All pink eye presents with redness and swelling, but other symptoms can vary slightly depending on the cause. Eye discharge caused by bacterial conjunctivitis is likely to be thicker than that caused by viral conjunctivitis, and itchy eyes is most common with allergic conjunctivitis.
Pink Eye Treatment
Treatment for conjunctivitis often involves prescription medication and home remedies to help alleviate pain and discomfort. Also, while antibiotics are most likely to come to mind when one thinks of pink eye treatment, other prescription medications may be appropriate depending on the type of pink eye.
Medical Treatments for Pink Eye
Prescription medications for pink eye will depend on the type of pink eye. A pink eye doctor or healthcare provider will prescribe antibiotics, usually in the form of eye drops, for bacterial conjunctivitis. Other medications for pink eye may include:
- Antihistamines or mast cell stabilizers to stop the allergic reaction (allergic pink eye)
- Anti-inflammatory drugs like decongestants or steroids to control swelling (allergic pink eye)
- Antiviral medication (viral pink eye caused by the herpes simplex virus)
Pink Eye Home Remedies
There are several home treatments that may soothe the symptoms of pink eye, including:
- Cleaning affected eyes with a clean, wet cloth
- Cold or warm compresses (cold for allergic pink eye, warm for bacterial or viral pink eye)
- Artificial tears to relieve dryness

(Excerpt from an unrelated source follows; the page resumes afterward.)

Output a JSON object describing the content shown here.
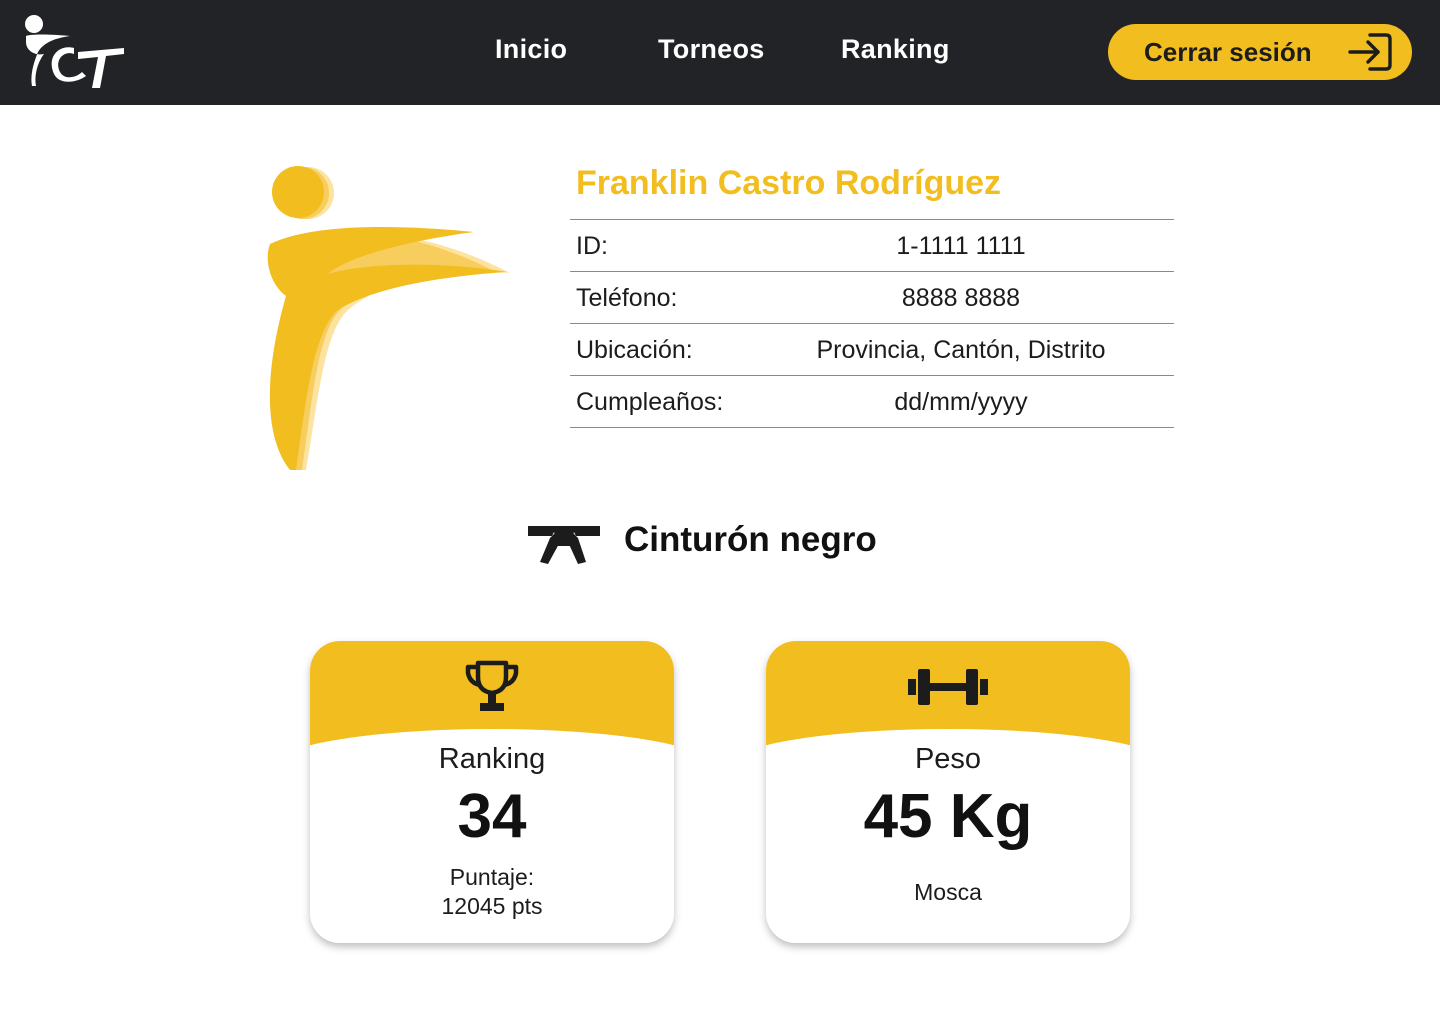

- Avoiding wearing contact lenses
- Taking over-the-counter allergy medications for allergic pink eye
Pink Eye Prevention
Viral and bacterial pink eye are highly contagious. Both are spread through contact with drainage from an infected eye, which contains the infectious agent (virus or bacteria). The following tips can help prevent the spread of pink eye:
- Avoid touching your eyes
- Do not share linens, towels, or handkerchiefs
- Change pillowcases frequently
- Do not share eye makeup or eye personal care items
- Do not use eye makeup while infected, and replace all eye makeup used prior to the infection
- Do not wear contacts while infected
- Do not share eye medicine
- Wash your hands after using eye medicine
Allergic conjunctivitis can only be avoided by avoiding allergens. This can be done by:
- Keeping windows closed during allergy seasons
- Washing your bedding frequently in hot water
- Using mite-proof bedding covers
- Cleaning floors with a damp rag or mop, and using a vacuum cleaner
- Using air conditioning in your home and car, and a dehumidifier to prevent mold
- Avoiding household pets, or at the very least, keeping them out of the bedroom
- Not hanging clothing outdoors to dry
- Wearing glasses or sunglasses when outside to protect your eyes
In the case of preventing pink eye caused by irritants, wearing eye protection when working with chemicals or during exposure to wind, heat, or cold may be effective preventive measures.
Contact Pink Eye Specialist in Southlake
Pink eye often heals on its own, but it can also be serious, especially bacterial pink eye.
To request more information about pink eye treatment or schedule a consultation with a pink eye specialist in Southlake, call (817) 203-2760 or contact Ms. Jessica Stangenwald online.
The New You Medical & Infusion Clinic
Address100 Grapevine Hwy
Hurst, TX 76054
10:00 am - 6:00 pm
Tue: 10:00 am - 6:00 pm
Wed: 10:00 am - 6:00 pm
Thu: 10:00 am - 6:00 pm